At KRBL Limited, a core part of the business strategy is to provide an environment where all employees feel enabled, empowered and committed. The Companys HR practices are aligned with industry best practices and have created a talent base, which helps it reinforce leadership across countries. These practices enable it to seamlessly integrate professionals from different socio-economic backgrounds, countries and cultures and invest in their formal and informal training. The Company is focusing on diversity hiring and on-boarding new talent from top FMCG organisations. During the reporting year, KRBL Limited strived to strengthen its employee engagement across levels by providing an enriching work environment, undertook HR transformation projects at various levels and maintained an ongoing dialogue with its people.
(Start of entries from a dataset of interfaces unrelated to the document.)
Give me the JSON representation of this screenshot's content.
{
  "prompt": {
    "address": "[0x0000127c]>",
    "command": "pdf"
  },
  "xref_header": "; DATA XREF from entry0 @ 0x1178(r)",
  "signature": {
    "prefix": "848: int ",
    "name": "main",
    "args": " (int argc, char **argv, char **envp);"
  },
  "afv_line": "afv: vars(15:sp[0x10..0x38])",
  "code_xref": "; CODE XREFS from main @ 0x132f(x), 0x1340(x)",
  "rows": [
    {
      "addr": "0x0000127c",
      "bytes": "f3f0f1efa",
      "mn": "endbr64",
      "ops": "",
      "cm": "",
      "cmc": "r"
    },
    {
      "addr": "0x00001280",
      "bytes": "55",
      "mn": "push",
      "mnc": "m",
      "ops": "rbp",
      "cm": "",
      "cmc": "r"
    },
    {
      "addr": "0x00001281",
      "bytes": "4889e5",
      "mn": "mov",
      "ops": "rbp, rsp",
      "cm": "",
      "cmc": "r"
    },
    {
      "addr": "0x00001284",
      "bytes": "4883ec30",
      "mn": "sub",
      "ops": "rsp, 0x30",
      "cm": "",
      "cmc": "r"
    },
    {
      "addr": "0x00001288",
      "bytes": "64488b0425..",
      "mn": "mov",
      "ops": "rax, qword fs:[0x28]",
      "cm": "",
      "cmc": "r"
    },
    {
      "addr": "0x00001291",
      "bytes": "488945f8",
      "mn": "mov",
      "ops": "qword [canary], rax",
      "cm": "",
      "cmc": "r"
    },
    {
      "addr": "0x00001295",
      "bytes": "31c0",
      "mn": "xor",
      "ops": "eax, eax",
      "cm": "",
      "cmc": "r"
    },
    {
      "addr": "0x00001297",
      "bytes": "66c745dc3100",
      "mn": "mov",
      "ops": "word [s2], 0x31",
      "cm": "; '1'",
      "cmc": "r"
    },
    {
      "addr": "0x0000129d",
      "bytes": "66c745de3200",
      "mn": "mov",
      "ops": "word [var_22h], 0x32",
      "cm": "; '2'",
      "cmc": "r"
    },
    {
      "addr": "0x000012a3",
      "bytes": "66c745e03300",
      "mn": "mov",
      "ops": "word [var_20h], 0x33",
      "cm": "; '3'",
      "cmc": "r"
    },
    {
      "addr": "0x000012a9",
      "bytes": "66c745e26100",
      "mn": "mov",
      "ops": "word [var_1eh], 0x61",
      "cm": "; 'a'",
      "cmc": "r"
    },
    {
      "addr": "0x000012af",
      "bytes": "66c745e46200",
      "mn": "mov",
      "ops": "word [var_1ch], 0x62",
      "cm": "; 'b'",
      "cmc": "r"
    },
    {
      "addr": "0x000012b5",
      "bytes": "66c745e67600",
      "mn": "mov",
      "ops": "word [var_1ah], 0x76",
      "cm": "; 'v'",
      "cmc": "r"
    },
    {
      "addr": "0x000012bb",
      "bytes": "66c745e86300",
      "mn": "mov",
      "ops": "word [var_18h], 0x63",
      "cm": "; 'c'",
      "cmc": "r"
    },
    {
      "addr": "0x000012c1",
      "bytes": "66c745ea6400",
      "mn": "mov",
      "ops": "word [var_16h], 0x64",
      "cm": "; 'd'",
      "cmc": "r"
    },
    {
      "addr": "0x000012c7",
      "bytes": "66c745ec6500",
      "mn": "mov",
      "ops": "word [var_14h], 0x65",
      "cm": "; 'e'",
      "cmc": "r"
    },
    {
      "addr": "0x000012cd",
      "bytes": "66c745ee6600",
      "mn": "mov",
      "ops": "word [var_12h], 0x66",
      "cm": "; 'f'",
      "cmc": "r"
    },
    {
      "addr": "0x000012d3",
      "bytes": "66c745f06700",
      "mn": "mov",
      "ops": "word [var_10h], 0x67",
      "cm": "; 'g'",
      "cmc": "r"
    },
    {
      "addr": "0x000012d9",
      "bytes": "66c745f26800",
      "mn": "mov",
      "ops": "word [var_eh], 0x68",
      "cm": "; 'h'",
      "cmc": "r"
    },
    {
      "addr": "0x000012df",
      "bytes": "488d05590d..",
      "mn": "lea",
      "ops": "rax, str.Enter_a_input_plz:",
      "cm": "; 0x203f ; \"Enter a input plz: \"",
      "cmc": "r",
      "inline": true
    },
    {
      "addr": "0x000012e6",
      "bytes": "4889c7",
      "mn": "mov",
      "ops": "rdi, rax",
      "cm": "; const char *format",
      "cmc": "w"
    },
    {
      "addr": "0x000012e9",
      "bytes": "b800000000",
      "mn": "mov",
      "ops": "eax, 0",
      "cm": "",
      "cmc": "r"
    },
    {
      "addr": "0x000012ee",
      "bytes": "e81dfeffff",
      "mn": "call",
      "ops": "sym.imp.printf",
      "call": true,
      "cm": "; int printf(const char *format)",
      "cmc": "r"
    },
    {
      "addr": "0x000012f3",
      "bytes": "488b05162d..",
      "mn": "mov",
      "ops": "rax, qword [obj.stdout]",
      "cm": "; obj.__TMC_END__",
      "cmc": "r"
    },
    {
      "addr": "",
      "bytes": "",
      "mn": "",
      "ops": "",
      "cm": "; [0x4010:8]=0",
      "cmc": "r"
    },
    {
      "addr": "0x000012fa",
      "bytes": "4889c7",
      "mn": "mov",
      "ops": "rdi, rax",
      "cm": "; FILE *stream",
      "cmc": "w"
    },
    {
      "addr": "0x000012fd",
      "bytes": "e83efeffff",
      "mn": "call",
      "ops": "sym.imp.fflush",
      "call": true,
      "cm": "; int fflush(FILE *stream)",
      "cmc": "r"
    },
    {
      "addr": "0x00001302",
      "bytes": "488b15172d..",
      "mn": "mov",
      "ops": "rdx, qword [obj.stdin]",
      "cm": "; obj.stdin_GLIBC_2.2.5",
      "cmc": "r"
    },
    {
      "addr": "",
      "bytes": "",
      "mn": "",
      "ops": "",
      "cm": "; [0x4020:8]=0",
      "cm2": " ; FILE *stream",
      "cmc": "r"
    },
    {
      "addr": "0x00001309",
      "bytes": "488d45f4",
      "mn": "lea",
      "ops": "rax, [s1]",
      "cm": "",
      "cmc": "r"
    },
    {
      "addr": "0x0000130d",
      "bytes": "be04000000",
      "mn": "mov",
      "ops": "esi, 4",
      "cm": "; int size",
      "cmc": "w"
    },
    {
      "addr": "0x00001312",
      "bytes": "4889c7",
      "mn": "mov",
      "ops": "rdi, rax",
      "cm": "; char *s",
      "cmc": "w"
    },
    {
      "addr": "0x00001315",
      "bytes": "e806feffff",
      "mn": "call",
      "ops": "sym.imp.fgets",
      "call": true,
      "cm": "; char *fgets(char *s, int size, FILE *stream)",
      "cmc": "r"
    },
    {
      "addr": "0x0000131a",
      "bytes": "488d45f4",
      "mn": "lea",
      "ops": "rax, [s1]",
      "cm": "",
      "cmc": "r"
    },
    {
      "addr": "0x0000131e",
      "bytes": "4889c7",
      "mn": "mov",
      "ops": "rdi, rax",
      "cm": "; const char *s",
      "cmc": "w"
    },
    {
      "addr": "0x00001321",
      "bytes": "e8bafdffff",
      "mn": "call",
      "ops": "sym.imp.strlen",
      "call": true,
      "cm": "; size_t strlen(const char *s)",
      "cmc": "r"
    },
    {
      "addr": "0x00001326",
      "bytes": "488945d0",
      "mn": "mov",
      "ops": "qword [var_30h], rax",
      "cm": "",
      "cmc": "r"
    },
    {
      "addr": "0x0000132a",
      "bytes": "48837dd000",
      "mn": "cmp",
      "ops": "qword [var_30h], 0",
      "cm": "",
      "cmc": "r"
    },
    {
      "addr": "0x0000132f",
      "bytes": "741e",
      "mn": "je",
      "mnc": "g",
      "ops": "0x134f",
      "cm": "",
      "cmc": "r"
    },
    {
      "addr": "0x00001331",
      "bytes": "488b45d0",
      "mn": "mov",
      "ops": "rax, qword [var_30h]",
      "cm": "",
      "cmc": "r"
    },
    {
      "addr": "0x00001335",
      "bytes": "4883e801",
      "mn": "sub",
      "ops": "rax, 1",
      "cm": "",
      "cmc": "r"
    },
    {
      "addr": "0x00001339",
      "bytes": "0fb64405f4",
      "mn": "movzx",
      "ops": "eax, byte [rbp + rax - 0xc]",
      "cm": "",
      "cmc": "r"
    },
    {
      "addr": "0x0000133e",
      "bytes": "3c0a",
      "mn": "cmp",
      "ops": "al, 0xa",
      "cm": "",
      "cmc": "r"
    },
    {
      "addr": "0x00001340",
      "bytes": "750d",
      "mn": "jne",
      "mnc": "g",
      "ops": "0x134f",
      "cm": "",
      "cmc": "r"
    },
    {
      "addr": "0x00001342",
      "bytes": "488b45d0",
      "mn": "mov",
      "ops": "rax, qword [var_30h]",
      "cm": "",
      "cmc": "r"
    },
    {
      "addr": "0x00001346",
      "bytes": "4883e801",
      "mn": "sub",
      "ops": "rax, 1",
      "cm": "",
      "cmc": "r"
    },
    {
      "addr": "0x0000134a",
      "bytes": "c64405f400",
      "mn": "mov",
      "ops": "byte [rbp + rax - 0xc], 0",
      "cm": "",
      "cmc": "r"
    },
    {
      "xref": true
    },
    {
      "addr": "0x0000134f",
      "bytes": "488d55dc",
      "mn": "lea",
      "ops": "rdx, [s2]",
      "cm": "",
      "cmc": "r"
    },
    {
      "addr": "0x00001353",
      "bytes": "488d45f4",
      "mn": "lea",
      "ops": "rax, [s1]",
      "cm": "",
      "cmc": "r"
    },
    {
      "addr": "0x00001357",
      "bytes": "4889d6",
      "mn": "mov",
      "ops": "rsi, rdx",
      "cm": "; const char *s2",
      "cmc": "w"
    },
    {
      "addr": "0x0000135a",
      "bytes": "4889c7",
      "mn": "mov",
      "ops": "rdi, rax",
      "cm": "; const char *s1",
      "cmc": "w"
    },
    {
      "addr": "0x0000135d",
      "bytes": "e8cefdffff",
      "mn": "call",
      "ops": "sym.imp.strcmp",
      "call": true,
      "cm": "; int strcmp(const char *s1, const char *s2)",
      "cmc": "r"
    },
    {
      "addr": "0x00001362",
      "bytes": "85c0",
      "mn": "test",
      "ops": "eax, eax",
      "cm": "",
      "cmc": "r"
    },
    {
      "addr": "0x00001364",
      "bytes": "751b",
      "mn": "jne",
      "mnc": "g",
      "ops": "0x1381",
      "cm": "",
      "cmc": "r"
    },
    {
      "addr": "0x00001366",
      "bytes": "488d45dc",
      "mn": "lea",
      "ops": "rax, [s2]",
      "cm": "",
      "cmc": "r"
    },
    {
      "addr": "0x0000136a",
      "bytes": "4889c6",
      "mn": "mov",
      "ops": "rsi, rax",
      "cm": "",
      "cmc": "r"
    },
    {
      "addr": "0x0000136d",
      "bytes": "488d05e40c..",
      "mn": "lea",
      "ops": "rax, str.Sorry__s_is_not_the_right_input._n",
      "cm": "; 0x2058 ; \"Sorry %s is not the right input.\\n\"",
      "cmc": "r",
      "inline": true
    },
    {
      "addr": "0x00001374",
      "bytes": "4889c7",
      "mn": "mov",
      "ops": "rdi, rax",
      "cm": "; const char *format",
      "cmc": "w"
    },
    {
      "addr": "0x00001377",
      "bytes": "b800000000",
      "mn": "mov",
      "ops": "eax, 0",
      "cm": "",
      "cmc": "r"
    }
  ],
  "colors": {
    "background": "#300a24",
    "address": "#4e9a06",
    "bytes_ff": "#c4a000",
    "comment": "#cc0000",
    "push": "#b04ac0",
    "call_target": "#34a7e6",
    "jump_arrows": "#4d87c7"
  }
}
KRBL Limited believes that its people are fundamental to great products, service and reputation. Therefore it is a constant endeavour to build strong teams of passionate, dedicated and highly skilled workforce, both at corporate and plant level. The Company constantly introduces better systems and processes to enhance employee productivity.
KRBL Limited has been working towards developing, grooming and training its employees for next-level roles. It is inducting high-calibre talent to ensure that the Company has the right people, teams and skills to grow its business. Its HR approach is to ensure the overall growth of an employee. The Company strives to ensure that its employees are well-rounded, feel safe in the working environment and are motivated and productive in their personal and professional lives.
The Companys total employee strength as of 31 March, 2023 stood at 2,514.
14. Information technology
Information technology (IT) has been an integral part of the process of the Company and has been one of the key driving forces behind the growth achieved by KRBL. Effective management of the Companys vast network of distribution channels is facilitated by its use of top-of-the-line technology. We are thus consistently scaling up our IT investments to upgrade our technological processes and evolve an infrastructure & IT security capable of maximising the potential of the countless growth opportunities in the digital universe.
15. Cautionary Statement
Readers are advised to kindly note that the above discussion contains statements about risks, concerns, opportunities, among others, which are valid only at the time of making the statements. A variety of factors known or unknown, expected or otherwise, may influence the financial results. These statements are not expected to be updated or revised to take care of any changes in the underlying presumptions. Readers may therefore appreciate the context in which these statements are made before making use of the same.